    But the International Atomic Energy Agency, or IAEA, stated flatly in its newest report that the Islamic republic had instead continued operating its programs.

    Iran insists they are for peaceful civilian energy. Other nations are worried they will lead to nuclear weapons.

    In Washington, State Department Spokesman Tom Casey warned Iran's continued defiance of UN Security Council resolutions could lead to tougher sanctions.

  • TOM CASEY, State Department Spokesman:

    We think that it would be far better for the Iranian people, as well as for the international community, to be able to have Iran engage with the permanent members of the Security Council and Germany in negotiations. But, of course, to do that, it requires them to heed the requirements of the resolution, suspend their uranium enrichment activities.

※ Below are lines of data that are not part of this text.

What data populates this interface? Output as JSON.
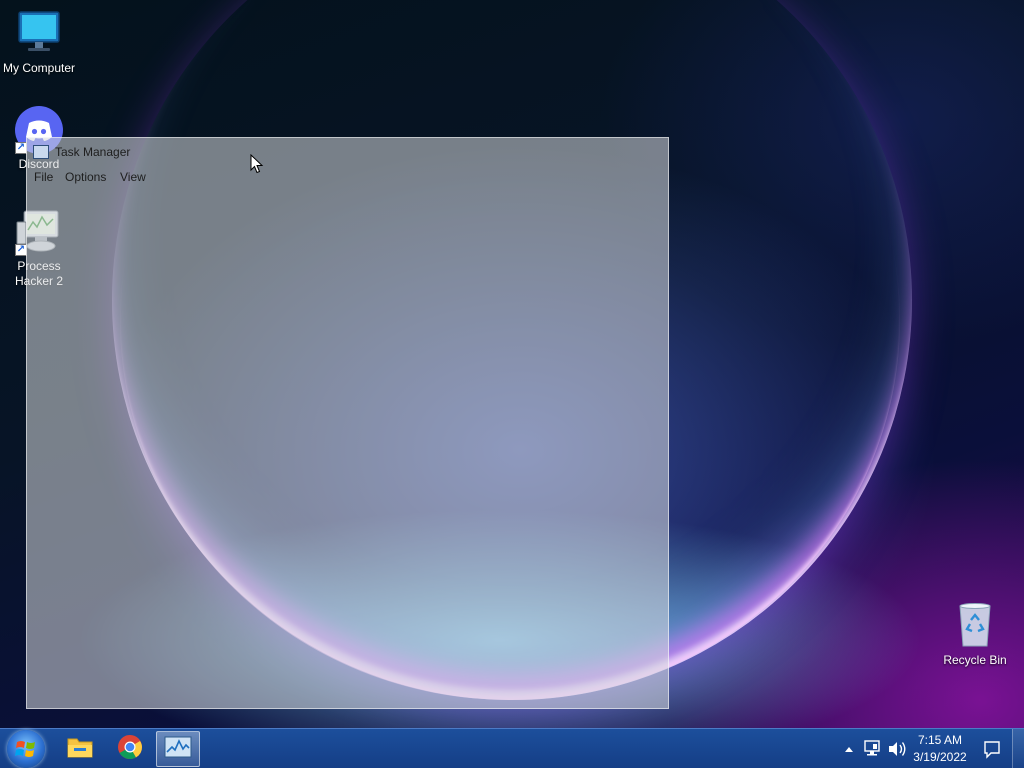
{
  "desktop": {
    "icons": [
      {
        "label": "My Computer",
        "icon": "monitor-icon"
      },
      {
        "label": "Discord",
        "icon": "discord-icon",
        "shortcut": true
      },
      {
        "label": "Process Hacker 2",
        "icon": "process-hacker-icon",
        "shortcut": true
      },
      {
        "label": "Recycle Bin",
        "icon": "recycle-bin-icon"
      }
    ]
  },
  "window": {
    "title": "Task Manager",
    "menu": [
      "File",
      "Options",
      "View"
    ]
  },
  "taskbar": {
    "pinned": [
      {
        "icon": "start-orb-icon"
      },
      {
        "icon": "file-explorer-icon"
      },
      {
        "icon": "chrome-icon"
      },
      {
        "icon": "task-manager-icon",
        "active": true
      }
    ],
    "tray": {
      "icons": [
        "show-hidden-icons-arrow",
        "network-icon",
        "volume-icon",
        "action-center-icon"
      ],
      "time": "7:15 AM",
      "date": "3/19/2022"
    }
  },
  "colors": {
    "taskbar": "#1c4f9c",
    "discord": "#5865f2",
    "accent_wallpaper": "#8a2be2"
  }
}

    But Iran's ambassador to the IAEA said the agency's report documented Iranian compliance with international demands. He also urged negotiations.

    ALI ASGHAR SOLTANIEH, Iranian Ambassador to the IAEA: The best course of action is coming to the negotiating table. Iran is fully prepared that any country has a question about our activities, we are prepared to remove ambiguities. Hopefully, if others are also convinced as we are that the best course of action, other than confrontation, sanctions, resolutions, is coming to negotiating table, then I hope we are on right track.


    Today's IAEA report was an assessment of Iranian compliance with a U.N. Security Council resolution adopted unanimously in December. That resolution set a 60-day deadline for compliance and banned the transfer of certain technologies to Iran, as long as it continued enrichment and other activities.

    But today, the IAEA also cautioned again about Iran's nuclear intentions. The agency concluded it still was unable to assess fully or accurately the development of Iran's nuclear program, its scope, or its nature, and that Iran still may have undeclared nuclear material and activities.

    The report also said Iran had, in fact, expanded its centrifuge operations at Natanz. Centrifuges purify uranium to fuel nuclear power plants, but they also can make weapons-grade uranium.

    This morning, in Berlin, before the report's release, Secretary of State Rice said the U.S. and other countries should continue putting diplomatic pressure on Iran to stop its program. But later today, Russia's U.N. ambassador questioned the need for new sanctions against Iran.